### Task goal
Copy out each line of the material in which the word "icon" can be found.
Input START
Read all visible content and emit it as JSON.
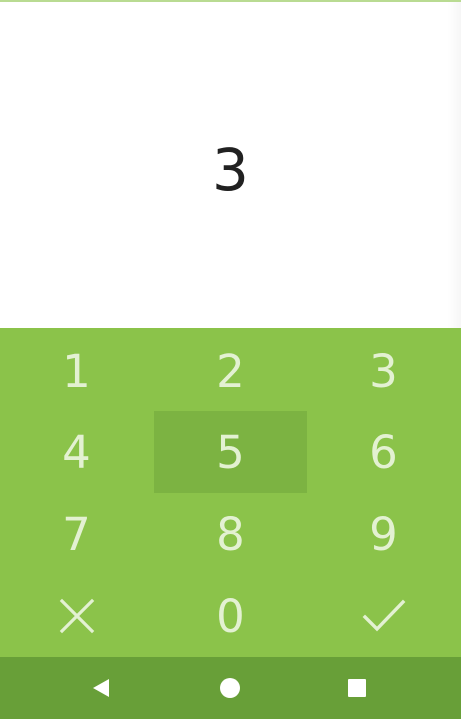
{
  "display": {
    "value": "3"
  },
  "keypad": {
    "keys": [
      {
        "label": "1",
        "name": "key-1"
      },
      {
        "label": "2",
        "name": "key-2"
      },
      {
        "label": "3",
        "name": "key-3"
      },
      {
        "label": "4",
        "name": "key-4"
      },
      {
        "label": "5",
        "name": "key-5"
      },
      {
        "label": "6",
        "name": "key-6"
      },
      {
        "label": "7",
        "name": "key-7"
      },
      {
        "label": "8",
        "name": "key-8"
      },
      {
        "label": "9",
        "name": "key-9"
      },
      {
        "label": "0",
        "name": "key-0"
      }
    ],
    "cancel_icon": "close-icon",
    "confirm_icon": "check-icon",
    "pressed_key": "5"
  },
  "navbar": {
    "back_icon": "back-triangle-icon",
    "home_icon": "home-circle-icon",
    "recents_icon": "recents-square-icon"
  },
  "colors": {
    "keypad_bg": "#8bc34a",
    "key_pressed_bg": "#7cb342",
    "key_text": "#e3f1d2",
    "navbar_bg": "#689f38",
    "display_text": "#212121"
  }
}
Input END
### Exercise result
    "cancel_icon": "close-icon",
    "confirm_icon": "check-icon",
    "back_icon": "back-triangle-icon",
    "home_icon": "home-circle-icon",
    "recents_icon": "recents-square-icon"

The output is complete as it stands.